# [What to work on]
Go through the listing beneath this task and return every line that carries the string "Learn".

==== Data supplied

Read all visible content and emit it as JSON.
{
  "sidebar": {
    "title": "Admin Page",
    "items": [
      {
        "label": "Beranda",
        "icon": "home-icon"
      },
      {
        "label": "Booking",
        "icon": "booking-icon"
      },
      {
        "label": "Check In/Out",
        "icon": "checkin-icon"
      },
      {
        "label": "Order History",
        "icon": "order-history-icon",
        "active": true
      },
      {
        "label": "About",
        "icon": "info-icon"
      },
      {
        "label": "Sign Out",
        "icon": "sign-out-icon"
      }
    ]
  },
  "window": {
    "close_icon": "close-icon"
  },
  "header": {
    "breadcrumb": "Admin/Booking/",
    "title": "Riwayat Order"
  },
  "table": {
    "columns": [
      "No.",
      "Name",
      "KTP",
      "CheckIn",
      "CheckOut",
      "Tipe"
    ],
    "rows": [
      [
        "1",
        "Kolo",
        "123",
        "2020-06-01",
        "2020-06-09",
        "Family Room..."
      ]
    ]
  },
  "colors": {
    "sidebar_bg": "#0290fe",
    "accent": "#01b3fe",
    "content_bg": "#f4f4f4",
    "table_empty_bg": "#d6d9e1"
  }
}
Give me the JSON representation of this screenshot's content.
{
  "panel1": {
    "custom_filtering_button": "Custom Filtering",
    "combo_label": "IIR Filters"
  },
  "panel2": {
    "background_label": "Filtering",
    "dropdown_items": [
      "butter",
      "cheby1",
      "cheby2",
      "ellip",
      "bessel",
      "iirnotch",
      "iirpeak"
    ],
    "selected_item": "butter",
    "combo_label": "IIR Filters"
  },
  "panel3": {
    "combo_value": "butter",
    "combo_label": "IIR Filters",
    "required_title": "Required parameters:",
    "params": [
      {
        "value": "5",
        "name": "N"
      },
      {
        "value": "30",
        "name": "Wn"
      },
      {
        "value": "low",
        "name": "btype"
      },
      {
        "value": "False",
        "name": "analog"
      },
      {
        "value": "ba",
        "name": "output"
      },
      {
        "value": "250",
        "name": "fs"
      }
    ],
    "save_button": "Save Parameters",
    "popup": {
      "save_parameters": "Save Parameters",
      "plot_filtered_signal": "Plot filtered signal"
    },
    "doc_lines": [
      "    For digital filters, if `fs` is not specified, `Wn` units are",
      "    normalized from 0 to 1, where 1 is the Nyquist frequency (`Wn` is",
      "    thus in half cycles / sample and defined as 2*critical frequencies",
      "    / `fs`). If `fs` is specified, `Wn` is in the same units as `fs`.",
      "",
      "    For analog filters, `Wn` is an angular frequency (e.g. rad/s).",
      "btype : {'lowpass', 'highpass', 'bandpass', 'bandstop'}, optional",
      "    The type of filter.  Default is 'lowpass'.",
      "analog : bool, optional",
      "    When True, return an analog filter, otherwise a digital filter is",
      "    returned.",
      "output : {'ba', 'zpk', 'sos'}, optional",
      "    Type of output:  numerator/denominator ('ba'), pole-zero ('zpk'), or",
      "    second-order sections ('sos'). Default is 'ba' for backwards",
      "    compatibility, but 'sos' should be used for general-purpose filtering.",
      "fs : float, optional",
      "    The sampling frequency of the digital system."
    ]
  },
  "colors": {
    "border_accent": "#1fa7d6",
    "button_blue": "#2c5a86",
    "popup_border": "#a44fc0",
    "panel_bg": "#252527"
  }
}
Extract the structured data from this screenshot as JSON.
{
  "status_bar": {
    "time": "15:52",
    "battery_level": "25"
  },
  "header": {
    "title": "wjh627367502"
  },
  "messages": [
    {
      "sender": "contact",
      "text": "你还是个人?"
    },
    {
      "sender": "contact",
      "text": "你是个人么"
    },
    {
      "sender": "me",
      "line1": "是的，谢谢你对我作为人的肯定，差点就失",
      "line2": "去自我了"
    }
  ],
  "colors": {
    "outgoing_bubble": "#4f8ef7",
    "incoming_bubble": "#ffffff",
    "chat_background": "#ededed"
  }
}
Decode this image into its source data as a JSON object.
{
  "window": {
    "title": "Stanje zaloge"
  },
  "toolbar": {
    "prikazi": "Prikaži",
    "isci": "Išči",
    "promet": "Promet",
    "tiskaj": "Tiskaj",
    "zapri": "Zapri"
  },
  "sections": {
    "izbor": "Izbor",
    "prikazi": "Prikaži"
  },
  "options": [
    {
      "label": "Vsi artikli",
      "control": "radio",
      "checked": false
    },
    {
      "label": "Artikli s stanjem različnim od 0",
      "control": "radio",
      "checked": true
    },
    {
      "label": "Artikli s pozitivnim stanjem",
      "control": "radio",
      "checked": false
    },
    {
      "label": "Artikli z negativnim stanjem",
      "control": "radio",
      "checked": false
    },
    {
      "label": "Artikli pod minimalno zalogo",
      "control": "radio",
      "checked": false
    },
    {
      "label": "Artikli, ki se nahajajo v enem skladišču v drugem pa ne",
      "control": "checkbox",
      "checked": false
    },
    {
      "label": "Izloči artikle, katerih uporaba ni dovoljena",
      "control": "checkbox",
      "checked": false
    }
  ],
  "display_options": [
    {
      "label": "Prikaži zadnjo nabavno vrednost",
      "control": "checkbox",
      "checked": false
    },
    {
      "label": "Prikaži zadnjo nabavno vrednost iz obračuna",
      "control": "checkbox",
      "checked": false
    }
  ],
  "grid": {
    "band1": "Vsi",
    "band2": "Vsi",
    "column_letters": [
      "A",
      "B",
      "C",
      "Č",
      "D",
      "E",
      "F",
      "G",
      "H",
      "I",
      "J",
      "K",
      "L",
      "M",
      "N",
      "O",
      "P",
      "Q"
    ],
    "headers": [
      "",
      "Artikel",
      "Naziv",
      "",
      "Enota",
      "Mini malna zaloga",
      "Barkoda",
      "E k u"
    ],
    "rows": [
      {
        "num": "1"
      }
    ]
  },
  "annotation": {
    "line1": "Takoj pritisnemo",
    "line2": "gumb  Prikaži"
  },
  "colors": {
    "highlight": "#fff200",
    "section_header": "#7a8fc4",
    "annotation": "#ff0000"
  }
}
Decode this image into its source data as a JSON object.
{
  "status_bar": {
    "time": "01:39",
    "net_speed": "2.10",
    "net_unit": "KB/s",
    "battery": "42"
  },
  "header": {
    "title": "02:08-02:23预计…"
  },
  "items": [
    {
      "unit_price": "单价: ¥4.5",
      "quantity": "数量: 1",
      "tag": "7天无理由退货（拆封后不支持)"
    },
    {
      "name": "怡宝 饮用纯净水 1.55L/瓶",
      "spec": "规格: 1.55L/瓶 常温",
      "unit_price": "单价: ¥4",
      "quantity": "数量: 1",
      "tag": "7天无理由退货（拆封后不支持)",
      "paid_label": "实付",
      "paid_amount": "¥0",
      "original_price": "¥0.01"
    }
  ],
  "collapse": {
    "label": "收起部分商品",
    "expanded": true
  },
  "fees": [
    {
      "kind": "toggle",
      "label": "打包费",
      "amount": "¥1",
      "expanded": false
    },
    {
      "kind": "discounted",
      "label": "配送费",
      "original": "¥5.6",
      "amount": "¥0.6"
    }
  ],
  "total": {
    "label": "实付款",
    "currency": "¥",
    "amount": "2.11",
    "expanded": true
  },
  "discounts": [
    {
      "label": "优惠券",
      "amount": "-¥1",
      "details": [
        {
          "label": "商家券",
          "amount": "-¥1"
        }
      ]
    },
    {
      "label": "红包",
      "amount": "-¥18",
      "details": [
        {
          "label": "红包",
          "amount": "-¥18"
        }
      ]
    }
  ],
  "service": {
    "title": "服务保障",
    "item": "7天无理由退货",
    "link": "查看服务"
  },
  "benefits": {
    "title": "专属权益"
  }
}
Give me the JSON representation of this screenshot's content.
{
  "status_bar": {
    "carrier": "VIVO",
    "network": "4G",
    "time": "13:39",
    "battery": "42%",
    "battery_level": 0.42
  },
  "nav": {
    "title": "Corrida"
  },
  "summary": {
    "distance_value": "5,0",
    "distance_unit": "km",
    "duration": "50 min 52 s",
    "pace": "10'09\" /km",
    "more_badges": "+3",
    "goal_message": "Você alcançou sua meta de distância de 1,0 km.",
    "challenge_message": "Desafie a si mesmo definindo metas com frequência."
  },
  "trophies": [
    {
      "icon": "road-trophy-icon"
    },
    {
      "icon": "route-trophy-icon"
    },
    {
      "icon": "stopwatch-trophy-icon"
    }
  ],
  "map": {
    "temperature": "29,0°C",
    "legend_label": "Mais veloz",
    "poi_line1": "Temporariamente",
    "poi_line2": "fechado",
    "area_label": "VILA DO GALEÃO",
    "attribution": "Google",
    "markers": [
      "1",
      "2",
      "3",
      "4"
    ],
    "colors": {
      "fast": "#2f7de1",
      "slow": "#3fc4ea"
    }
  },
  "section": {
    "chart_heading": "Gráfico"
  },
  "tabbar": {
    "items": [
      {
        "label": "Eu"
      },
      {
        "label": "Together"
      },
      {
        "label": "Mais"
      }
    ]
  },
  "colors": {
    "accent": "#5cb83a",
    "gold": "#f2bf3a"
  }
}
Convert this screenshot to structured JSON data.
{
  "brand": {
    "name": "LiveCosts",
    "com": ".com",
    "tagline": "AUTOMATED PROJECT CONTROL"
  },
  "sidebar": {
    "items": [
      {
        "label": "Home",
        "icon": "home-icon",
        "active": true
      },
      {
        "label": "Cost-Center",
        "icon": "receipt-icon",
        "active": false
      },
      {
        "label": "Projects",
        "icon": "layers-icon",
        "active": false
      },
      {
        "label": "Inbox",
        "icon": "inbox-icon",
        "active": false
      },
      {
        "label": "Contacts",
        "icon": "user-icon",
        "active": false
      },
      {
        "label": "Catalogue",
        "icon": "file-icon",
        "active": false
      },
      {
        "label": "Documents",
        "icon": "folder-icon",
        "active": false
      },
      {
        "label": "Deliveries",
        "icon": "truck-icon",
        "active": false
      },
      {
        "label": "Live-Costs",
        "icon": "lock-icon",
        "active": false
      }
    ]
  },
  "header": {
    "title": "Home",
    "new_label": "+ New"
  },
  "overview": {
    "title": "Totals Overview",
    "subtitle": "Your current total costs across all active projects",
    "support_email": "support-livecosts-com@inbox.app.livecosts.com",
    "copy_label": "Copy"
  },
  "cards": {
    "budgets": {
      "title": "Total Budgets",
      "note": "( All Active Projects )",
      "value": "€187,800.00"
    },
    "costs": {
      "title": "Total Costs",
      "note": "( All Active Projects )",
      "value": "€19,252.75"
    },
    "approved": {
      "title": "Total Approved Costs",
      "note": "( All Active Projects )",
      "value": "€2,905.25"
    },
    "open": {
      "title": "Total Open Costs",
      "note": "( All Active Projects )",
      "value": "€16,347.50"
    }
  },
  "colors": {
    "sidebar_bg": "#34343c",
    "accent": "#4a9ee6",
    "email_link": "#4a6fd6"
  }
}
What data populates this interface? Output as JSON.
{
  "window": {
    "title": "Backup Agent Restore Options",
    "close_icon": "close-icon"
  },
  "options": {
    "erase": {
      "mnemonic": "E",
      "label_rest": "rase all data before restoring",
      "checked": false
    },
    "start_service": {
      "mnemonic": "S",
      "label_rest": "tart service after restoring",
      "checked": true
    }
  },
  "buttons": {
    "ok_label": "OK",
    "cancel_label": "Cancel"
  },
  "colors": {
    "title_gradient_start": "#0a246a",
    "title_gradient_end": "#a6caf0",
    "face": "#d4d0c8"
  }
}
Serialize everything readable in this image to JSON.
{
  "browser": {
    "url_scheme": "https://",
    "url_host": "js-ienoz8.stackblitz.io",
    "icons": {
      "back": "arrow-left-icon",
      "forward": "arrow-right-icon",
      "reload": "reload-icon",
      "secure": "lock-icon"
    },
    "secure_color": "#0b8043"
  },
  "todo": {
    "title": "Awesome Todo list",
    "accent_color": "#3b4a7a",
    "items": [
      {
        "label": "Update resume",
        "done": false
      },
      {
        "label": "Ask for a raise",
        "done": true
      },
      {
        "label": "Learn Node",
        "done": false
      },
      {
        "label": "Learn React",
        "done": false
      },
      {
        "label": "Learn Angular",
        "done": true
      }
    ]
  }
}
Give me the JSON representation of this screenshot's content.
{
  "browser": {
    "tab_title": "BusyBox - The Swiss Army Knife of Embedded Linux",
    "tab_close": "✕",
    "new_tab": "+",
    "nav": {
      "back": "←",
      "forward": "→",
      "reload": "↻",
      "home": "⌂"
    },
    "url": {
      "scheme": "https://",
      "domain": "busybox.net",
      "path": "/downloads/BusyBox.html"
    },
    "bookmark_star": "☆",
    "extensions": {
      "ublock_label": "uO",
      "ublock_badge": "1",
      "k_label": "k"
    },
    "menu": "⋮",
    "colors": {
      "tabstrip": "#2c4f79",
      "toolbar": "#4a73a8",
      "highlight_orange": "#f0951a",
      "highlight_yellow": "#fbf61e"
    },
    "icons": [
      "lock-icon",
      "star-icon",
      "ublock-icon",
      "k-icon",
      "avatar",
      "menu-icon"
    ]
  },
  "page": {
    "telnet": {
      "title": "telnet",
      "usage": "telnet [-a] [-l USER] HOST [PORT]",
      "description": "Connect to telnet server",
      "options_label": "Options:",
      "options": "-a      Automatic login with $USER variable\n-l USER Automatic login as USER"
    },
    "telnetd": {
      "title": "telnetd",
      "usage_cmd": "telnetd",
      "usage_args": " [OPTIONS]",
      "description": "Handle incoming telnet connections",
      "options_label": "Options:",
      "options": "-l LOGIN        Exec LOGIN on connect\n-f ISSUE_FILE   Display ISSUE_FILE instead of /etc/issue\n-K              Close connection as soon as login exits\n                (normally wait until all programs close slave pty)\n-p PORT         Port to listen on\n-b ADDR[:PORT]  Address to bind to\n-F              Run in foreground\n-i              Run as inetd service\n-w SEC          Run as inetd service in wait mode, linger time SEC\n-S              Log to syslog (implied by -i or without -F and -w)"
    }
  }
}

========

# [Result for this task]
        "label": "Learn Node",
        "label": "Learn React",
        "label": "Learn Angular",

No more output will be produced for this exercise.